It came as more than 350 gamekeepers, their families and traders took part in a march in Edzell in Angus to mark the upcoming grouse season which begins on Saturday 12 August, known as the Glorious Twelfth.
Animal rights groups have condemned the tradition as ridiculous.
However, Helen Savage, coordinator of the Lammermuirs Moorland Group, said the survey found benefits for lots of businesses including plant hire firms, and florists.
She said: “What the study couldn’t really look at, because the data was not available, was the income hotels, accommodation providers, restaurants and other local attractions receive from visiting shooters.
“A party of international sportsmen or women coming to the Lammermuirs shoots will stay locally, eat in local places and will also go visiting other attractions whilst in Scotland so there are widespread benefits trickling through the economy from business generated from the grouse shooting estates.
“If you add to that the number of direct and indirect jobs then you really get a flavour of what the estates are investing in the local and national economy.”
Lianne MacLennan, of Scotland’s regional moorland groups, said: “Grouse shooting attracts criticism in some quarters but the survey tells the story of the value of country sports to smaller rural communities.
“The results do not show the wages that keep the gamekeepers and their families in the glen villages. What we wanted to understand better is how the impacts trickle down.
“There is not a rural community in these seven areas that could afford to lose either the number of jobs created by the grouse estates or the business people are deriving from all the work that goes on in these places.
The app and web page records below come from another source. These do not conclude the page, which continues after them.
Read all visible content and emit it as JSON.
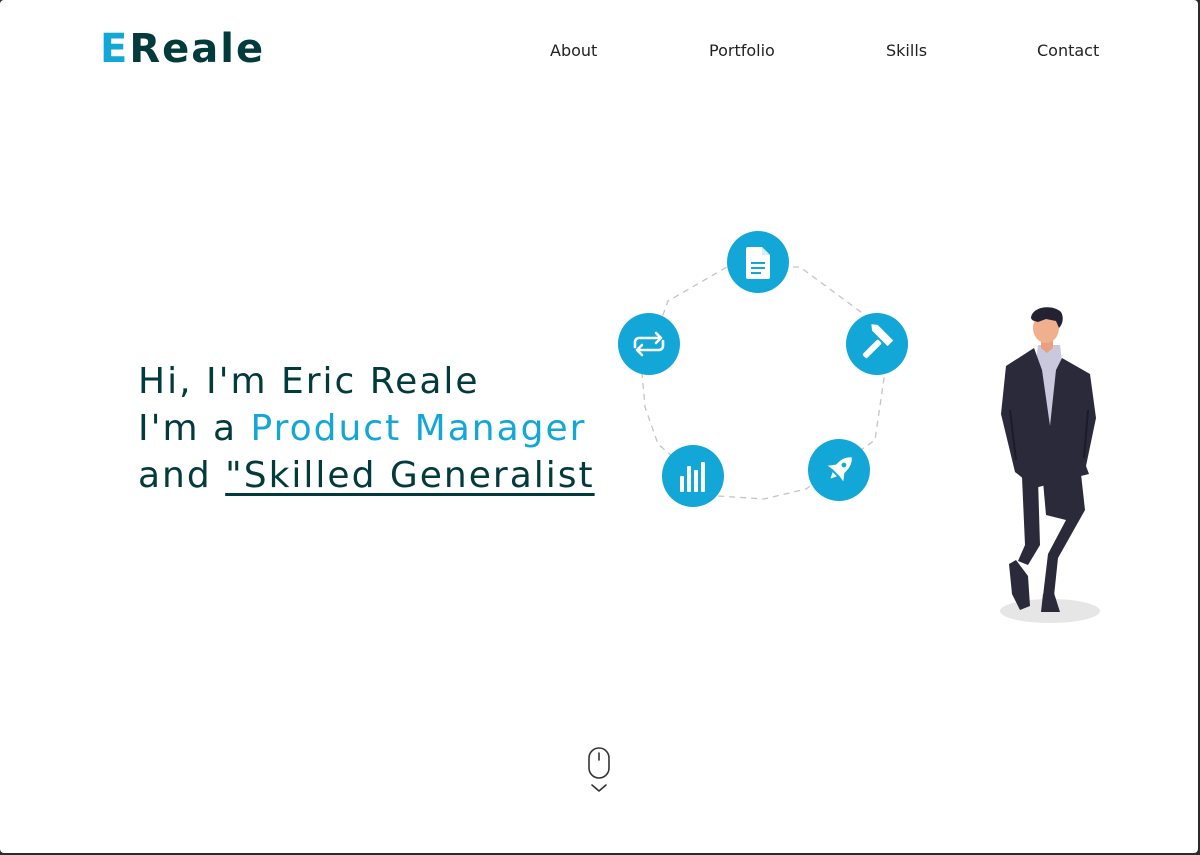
{
  "brand": {
    "first_letter": "E",
    "rest": "Reale",
    "accent_color": "#12a7d6",
    "primary_color": "#033a3c"
  },
  "nav": {
    "about": "About",
    "portfolio": "Portfolio",
    "skills": "Skills",
    "contact": "Contact"
  },
  "hero": {
    "greeting": "Hi, I'm Eric Reale",
    "role_prefix": "I'm a ",
    "role": "Product Manager",
    "generalist_prefix": "and ",
    "generalist": "\"Skilled Generalist"
  },
  "cycle_icons": [
    "document-icon",
    "hammer-icon",
    "rocket-icon",
    "bar-chart-icon",
    "repeat-icon"
  ],
  "scroll_hint": "mouse-scroll-icon"
}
“It is not just shooting-related businesses, either, it is everything from wine sellers to clothing companies, fencers, architects and garages. Those businesses are out in force today, standing shoulder to shoulder with the gamekeepers ahead of another busy season.”